REQUIRED ACTION: Retype each entry exactly.

(Items from a dataset)
═══

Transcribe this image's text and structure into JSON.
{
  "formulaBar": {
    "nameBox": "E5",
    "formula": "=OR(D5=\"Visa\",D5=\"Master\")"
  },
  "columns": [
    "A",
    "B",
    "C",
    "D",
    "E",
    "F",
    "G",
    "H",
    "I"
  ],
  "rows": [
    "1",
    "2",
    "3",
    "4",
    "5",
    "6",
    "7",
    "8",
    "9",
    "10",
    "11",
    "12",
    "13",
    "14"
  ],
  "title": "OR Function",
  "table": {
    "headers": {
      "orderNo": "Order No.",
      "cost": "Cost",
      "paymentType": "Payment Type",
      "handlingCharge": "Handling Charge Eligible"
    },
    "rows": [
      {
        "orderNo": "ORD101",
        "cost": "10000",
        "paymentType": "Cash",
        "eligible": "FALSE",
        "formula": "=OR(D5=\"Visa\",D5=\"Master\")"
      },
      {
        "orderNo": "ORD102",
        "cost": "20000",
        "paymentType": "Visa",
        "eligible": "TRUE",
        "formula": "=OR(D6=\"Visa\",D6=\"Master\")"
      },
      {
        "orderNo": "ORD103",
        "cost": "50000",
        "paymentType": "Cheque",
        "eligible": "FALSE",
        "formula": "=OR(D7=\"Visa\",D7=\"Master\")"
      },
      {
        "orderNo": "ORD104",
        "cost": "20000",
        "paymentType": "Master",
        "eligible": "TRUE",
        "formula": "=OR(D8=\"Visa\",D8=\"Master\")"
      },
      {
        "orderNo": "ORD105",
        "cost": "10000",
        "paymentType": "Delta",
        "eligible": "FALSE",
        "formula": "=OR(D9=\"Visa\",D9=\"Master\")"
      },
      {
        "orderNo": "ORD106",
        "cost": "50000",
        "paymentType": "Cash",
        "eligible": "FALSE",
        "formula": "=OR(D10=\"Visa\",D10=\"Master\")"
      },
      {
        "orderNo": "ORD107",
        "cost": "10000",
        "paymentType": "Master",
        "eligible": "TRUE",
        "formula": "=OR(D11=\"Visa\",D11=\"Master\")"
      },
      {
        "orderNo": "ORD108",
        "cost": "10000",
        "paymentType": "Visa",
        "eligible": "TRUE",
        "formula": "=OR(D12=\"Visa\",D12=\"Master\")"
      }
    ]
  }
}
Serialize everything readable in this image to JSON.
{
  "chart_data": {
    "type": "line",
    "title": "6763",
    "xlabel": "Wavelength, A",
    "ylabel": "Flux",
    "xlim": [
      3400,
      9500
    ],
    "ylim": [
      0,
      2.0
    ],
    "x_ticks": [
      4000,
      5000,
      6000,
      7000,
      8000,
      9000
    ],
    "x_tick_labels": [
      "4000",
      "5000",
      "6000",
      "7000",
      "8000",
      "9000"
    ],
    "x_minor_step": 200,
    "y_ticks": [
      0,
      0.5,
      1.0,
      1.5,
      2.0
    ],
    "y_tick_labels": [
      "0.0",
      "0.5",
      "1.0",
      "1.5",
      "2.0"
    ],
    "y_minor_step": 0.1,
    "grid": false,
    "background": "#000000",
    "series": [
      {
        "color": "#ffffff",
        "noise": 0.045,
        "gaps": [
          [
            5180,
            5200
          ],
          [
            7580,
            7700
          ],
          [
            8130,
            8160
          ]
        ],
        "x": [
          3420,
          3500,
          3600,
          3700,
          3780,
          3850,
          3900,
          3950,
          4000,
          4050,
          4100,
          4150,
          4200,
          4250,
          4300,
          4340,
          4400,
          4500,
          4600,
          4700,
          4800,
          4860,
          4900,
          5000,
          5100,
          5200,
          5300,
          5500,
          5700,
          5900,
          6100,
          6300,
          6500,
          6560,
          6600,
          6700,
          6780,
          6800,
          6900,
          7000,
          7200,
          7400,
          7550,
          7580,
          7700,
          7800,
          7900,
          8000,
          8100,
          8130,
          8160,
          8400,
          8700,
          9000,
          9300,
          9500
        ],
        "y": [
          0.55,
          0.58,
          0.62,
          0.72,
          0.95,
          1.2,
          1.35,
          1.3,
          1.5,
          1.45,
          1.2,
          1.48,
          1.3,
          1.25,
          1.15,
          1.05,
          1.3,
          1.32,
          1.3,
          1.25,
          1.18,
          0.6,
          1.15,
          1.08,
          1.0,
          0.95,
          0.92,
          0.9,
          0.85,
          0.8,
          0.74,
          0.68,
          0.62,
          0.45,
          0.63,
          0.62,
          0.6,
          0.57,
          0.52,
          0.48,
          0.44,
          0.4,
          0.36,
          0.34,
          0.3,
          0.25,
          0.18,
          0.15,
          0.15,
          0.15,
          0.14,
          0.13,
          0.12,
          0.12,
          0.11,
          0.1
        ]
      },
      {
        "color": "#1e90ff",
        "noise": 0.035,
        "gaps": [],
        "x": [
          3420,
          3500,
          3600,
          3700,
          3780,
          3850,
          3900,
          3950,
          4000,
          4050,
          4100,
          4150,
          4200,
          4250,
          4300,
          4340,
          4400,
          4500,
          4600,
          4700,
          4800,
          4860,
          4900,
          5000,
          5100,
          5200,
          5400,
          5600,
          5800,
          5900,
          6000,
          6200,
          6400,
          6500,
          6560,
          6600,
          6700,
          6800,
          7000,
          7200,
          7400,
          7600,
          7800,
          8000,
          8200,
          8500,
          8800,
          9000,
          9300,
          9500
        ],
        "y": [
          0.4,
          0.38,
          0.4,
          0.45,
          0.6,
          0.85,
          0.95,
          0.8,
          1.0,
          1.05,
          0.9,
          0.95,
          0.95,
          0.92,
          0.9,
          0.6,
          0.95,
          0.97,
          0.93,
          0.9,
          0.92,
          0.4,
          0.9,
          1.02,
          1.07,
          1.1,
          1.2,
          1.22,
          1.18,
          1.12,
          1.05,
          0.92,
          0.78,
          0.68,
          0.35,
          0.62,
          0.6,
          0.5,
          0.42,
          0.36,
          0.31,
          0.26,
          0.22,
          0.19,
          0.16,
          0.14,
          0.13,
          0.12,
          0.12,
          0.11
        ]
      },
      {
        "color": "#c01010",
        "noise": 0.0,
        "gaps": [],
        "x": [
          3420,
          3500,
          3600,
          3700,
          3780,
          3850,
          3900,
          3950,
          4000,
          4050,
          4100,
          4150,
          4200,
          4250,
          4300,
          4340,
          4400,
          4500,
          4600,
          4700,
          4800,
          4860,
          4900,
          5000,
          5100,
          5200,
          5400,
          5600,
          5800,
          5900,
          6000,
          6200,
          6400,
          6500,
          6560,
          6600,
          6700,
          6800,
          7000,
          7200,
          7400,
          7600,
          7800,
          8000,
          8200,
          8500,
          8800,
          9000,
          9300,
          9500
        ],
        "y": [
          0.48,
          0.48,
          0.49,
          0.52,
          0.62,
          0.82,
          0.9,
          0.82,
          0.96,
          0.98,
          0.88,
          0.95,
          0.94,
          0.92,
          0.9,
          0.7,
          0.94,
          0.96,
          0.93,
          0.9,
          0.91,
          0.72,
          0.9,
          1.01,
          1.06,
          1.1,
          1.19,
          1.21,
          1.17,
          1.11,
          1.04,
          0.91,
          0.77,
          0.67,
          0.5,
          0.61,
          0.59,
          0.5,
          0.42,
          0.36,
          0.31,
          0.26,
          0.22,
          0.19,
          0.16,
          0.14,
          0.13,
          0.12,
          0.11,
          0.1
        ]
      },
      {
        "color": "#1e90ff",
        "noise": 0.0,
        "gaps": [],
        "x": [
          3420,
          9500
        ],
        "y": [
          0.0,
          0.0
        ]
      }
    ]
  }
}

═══

RESPONSE BOX:
Transcribe this image's text and structure into JSON.
{
  "formulaBar": {
    "nameBox": "E5",
    "formula": "=OR(D5=\"Visa\",D5=\"Master\")"
  },
  "columns": [
    "A",
    "B",
    "C",
    "D",
    "E",
    "F",
    "G",
    "H",
    "I"
  ],
  "rows": [
    "1",
    "2",
    "3",
    "4",
    "5",
    "6",
    "7",
    "8",
    "9",
    "10",
    "11",
    "12",
    "13",
    "14"
  ],
  "title": "OR Function",
  "table": {
    "headers": {
      "orderNo": "Order No.",
      "cost": "Cost",
      "paymentType": "Payment Type",
      "handlingCharge": "Handling Charge Eligible"
    },
    "rows": [
      {
        "orderNo": "ORD101",
        "cost": "10000",
        "paymentType": "Cash",
        "eligible": "FALSE",
        "formula": "=OR(D5=\"Visa\",D5=\"Master\")"
      },
      {
        "orderNo": "ORD102",
        "cost": "20000",
        "paymentType": "Visa",
        "eligible": "TRUE",
        "formula": "=OR(D6=\"Visa\",D6=\"Master\")"
      },
      {
        "orderNo": "ORD103",
        "cost": "50000",
        "paymentType": "Cheque",
        "eligible": "FALSE",
        "formula": "=OR(D7=\"Visa\",D7=\"Master\")"
      },
      {
        "orderNo": "ORD104",
        "cost": "20000",
        "paymentType": "Master",
        "eligible": "TRUE",
        "formula": "=OR(D8=\"Visa\",D8=\"Master\")"
      },
      {
        "orderNo": "ORD105",
        "cost": "10000",
        "paymentType": "Delta",
        "eligible": "FALSE",
        "formula": "=OR(D9=\"Visa\",D9=\"Master\")"
      },
      {
        "orderNo": "ORD106",
        "cost": "50000",
        "paymentType": "Cash",
        "eligible": "FALSE",
        "formula": "=OR(D10=\"Visa\",D10=\"Master\")"
      },
      {
        "orderNo": "ORD107",
        "cost": "10000",
        "paymentType": "Master",
        "eligible": "TRUE",
        "formula": "=OR(D11=\"Visa\",D11=\"Master\")"
      },
      {
        "orderNo": "ORD108",
        "cost": "10000",
        "paymentType": "Visa",
        "eligible": "TRUE",
        "formula": "=OR(D12=\"Visa\",D12=\"Master\")"
      }
    ]
  }
}
Serialize everything readable in this image to JSON.
{
  "chart_data": {
    "type": "line",
    "title": "6763",
    "xlabel": "Wavelength, A",
    "ylabel": "Flux",
    "xlim": [
      3400,
      9500
    ],
    "ylim": [
      0,
      2.0
    ],
    "x_ticks": [
      4000,
      5000,
      6000,
      7000,
      8000,
      9000
    ],
    "x_tick_labels": [
      "4000",
      "5000",
      "6000",
      "7000",
      "8000",
      "9000"
    ],
    "x_minor_step": 200,
    "y_ticks": [
      0,
      0.5,
      1.0,
      1.5,
      2.0
    ],
    "y_tick_labels": [
      "0.0",
      "0.5",
      "1.0",
      "1.5",
      "2.0"
    ],
    "y_minor_step": 0.1,
    "grid": false,
    "background": "#000000",
    "series": [
      {
        "color": "#ffffff",
        "noise": 0.045,
        "gaps": [
          [
            5180,
            5200
          ],
          [
            7580,
            7700
          ],
          [
            8130,
            8160
          ]
        ],
        "x": [
          3420,
          3500,
          3600,
          3700,
          3780,
          3850,
          3900,
          3950,
          4000,
          4050,
          4100,
          4150,
          4200,
          4250,
          4300,
          4340,
          4400,
          4500,
          4600,
          4700,
          4800,
          4860,
          4900,
          5000,
          5100,
          5200,
          5300,
          5500,
          5700,
          5900,
          6100,
          6300,
          6500,
          6560,
          6600,
          6700,
          6780,
          6800,
          6900,
          7000,
          7200,
          7400,
          7550,
          7580,
          7700,
          7800,
          7900,
          8000,
          8100,
          8130,
          8160,
          8400,
          8700,
          9000,
          9300,
          9500
        ],
        "y": [
          0.55,
          0.58,
          0.62,
          0.72,
          0.95,
          1.2,
          1.35,
          1.3,
          1.5,
          1.45,
          1.2,
          1.48,
          1.3,
          1.25,
          1.15,
          1.05,
          1.3,
          1.32,
          1.3,
          1.25,
          1.18,
          0.6,
          1.15,
          1.08,
          1.0,
          0.95,
          0.92,
          0.9,
          0.85,
          0.8,
          0.74,
          0.68,
          0.62,
          0.45,
          0.63,
          0.62,
          0.6,
          0.57,
          0.52,
          0.48,
          0.44,
          0.4,
          0.36,
          0.34,
          0.3,
          0.25,
          0.18,
          0.15,
          0.15,
          0.15,
          0.14,
          0.13,
          0.12,
          0.12,
          0.11,
          0.1
        ]
      },
      {
        "color": "#1e90ff",
        "noise": 0.035,
        "gaps": [],
        "x": [
          3420,
          3500,
          3600,
          3700,
          3780,
          3850,
          3900,
          3950,
          4000,
          4050,
          4100,
          4150,
          4200,
          4250,
          4300,
          4340,
          4400,
          4500,
          4600,
          4700,
          4800,
          4860,
          4900,
          5000,
          5100,
          5200,
          5400,
          5600,
          5800,
          5900,
          6000,
          6200,
          6400,
          6500,
          6560,
          6600,
          6700,
          6800,
          7000,
          7200,
          7400,
          7600,
          7800,
          8000,
          8200,
          8500,
          8800,
          9000,
          9300,
          9500
        ],
        "y": [
          0.4,
          0.38,
          0.4,
          0.45,
          0.6,
          0.85,
          0.95,
          0.8,
          1.0,
          1.05,
          0.9,
          0.95,
          0.95,
          0.92,
          0.9,
          0.6,
          0.95,
          0.97,
          0.93,
          0.9,
          0.92,
          0.4,
          0.9,
          1.02,
          1.07,
          1.1,
          1.2,
          1.22,
          1.18,
          1.12,
          1.05,
          0.92,
          0.78,
          0.68,
          0.35,
          0.62,
          0.6,
          0.5,
          0.42,
          0.36,
          0.31,
          0.26,
          0.22,
          0.19,
          0.16,
          0.14,
          0.13,
          0.12,
          0.12,
          0.11
        ]
      },
      {
        "color": "#c01010",
        "noise": 0.0,
        "gaps": [],
        "x": [
          3420,
          3500,
          3600,
          3700,
          3780,
          3850,
          3900,
          3950,
          4000,
          4050,
          4100,
          4150,
          4200,
          4250,
          4300,
          4340,
          4400,
          4500,
          4600,
          4700,
          4800,
          4860,
          4900,
          5000,
          5100,
          5200,
          5400,
          5600,
          5800,
          5900,
          6000,
          6200,
          6400,
          6500,
          6560,
          6600,
          6700,
          6800,
          7000,
          7200,
          7400,
          7600,
          7800,
          8000,
          8200,
          8500,
          8800,
          9000,
          9300,
          9500
        ],
        "y": [
          0.48,
          0.48,
          0.49,
          0.52,
          0.62,
          0.82,
          0.9,
          0.82,
          0.96,
          0.98,
          0.88,
          0.95,
          0.94,
          0.92,
          0.9,
          0.7,
          0.94,
          0.96,
          0.93,
          0.9,
          0.91,
          0.72,
          0.9,
          1.01,
          1.06,
          1.1,
          1.19,
          1.21,
          1.17,
          1.11,
          1.04,
          0.91,
          0.77,
          0.67,
          0.5,
          0.61,
          0.59,
          0.5,
          0.42,
          0.36,
          0.31,
          0.26,
          0.22,
          0.19,
          0.16,
          0.14,
          0.13,
          0.12,
          0.11,
          0.1
        ]
      },
      {
        "color": "#1e90ff",
        "noise": 0.0,
        "gaps": [],
        "x": [
          3420,
          9500
        ],
        "y": [
          0.0,
          0.0
        ]
      }
    ]
  }
}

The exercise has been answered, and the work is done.